Review: 'I Want You' Chronicles Anthropomorphic Anxiety Before working in TV animation (Bojack Horseman, Tuca & Bertie), Lisa Hanawalt chronicled her obsessions in a funny, filthy minicomic series that's been reprinted — with a wry update.


In Hanawalt's 'I Want You,' Youthful Yearnings And Anthropomorphic Anxieties

Drawn & Quarterly
I Want You, by Lisa Hanawalt
Drawn & Quarterly

Cartoonist Lisa Hanawalt's recent work in TV animation — she designed the look of Bojack Horseman, and created the series Tuca & Bertie — is bright and bold and cartoony, shading occasionally into the absurd.
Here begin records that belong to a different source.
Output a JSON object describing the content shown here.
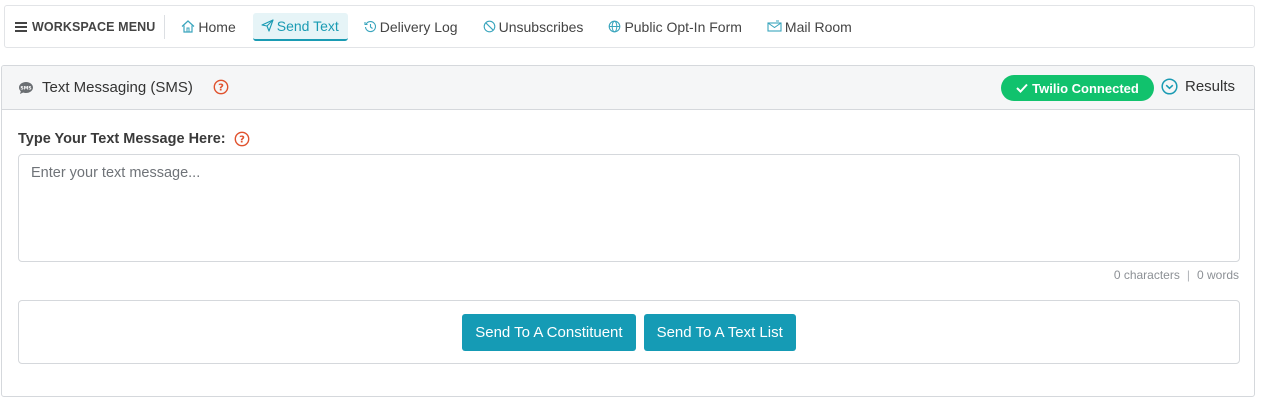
{
  "nav": {
    "workspace_menu": "WORKSPACE MENU",
    "items": [
      {
        "label": "Home",
        "icon": "home-icon",
        "active": false
      },
      {
        "label": "Send Text",
        "icon": "paper-plane-icon",
        "active": true
      },
      {
        "label": "Delivery Log",
        "icon": "history-icon",
        "active": false
      },
      {
        "label": "Unsubscribes",
        "icon": "ban-icon",
        "active": false
      },
      {
        "label": "Public Opt-In Form",
        "icon": "globe-icon",
        "active": false
      },
      {
        "label": "Mail Room",
        "icon": "mailbox-icon",
        "active": false
      }
    ]
  },
  "panel": {
    "title": "Text Messaging (SMS)",
    "status_badge": "Twilio Connected",
    "results_label": "Results"
  },
  "message": {
    "label": "Type Your Text Message Here:",
    "placeholder": "Enter your text message...",
    "value": "",
    "characters": "0 characters",
    "separator": "|",
    "words": "0 words"
  },
  "actions": {
    "send_constituent": "Send To A Constituent",
    "send_list": "Send To A Text List"
  },
  "colors": {
    "accent": "#159bb5",
    "success": "#11c26d",
    "help": "#e0522e"
  }
}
But on both shows, that absurdist strain gets folded so deftly into the established visual texture that its essential weirdness ceases to register. Bojack may have been peopled with (animaled with? creatured with?) anthropomorphic cats and dogs and horses and owls and frogs and penguins, but they all walked upright, wore clothes and spent their days figuring out how to navigate careers and childcare and mortgages, just like the rest of us. And the show's Los Angeles looked much like our own — albeit with cleaner lines, sharper angles and more vibrant colors.

The world of Tuca & Bertie, which was cancelled prematurely on Netflix but is slated to return for a second season on Cartoon Network in 2021, shares the same feel. Sure, most of its characters are bird-people. But their day-to-day concerns — roommate squabbles, dreams of home-ownership, sex creeps — keep even the weirdest elements (Draca the plant-headed neighbor, say) from kicking us out of the story.

And that, right there, is the specific frequency at which Hanawalt vibrates: surreal visuals, real-world specifics.

In a new collection of Hanawalt's early minicomic work, I Want You, you can see the cartoonist's sensibilities — that penchant for slamming the manic and mundane into each other, to see what happens — coalescing into an aesthetic that belongs to her and her alone.

She started producing the I Want You minicomics back in 2009, when she was in her twenties, which might explain their disjointed quality. They're by turns funny, filthy, horny, gorgeous, grotesque and violent (the best of them are all of these things at once). She's still trying out forms and approaches, as you'd expect — smudgy pencils here, laser-precise inks there. A dispassionate list of ghastly items ("Worst Sandwiches: #1. Sandwich With Secondary Sex Characteristics") might be followed by a brief narrative jaunt featuring the character She-Moose purchasing a disquieting-looking adult toy, or simply a hyper-realistic portrait of dog sporting a crazily patterned jacket aswirl with tiny, fiddly, obsessive detail. (Issue #1 of I Want You won her the Ignatz Award for Outstanding Comic in 2010; she was the first woman to win it.)

Viewers of Bojack or Tuca & Bertie unfamiliar with Hanawalt's previous books Hot Dog Taste Test, My Damn Dirty Eyes and Coyote Doggirl might be unprepared for just how earthy her work can get — though if they enjoyed the episode of Tuca & Bertie that involved a character contracting parasites known as the Sex Bugs, here they are on page 22, in all their disgusting, hard-partying, insectoid glory.

Hanawalt is in her thirties now, and has created a new introduction to this collection in which she — well, a bird-woman version of herself anyway — wryly grapples with the person she was, and the work she created, back in 2009. She muses over how ill-equipped she feels to give younger cartoonists any advice ... then proceeds to dispense that advice ("And that's why you never make work for an anthology where only the editor gets paid!"), and shares a thought-map of her various obsessions, which have remained markedly constant ("Bodies (Butts, Genitals, Disease, Flaws, Fluids, Boobs); Animals (Wearing Hats); Nature (Sex Bugs, Regular Bugs)").

It's a clear-eyed, open-hearted and honest addition to the collected work of a young artist who, it becomes clear, has always divided her attention between the abstruse and the immediate, the fantastic and the all-too-feasible. Hanawalt's world is one that's as resolutely real as our flawed and hilarious bodies — yet that's always a bit feathery at the edges.

Often literally.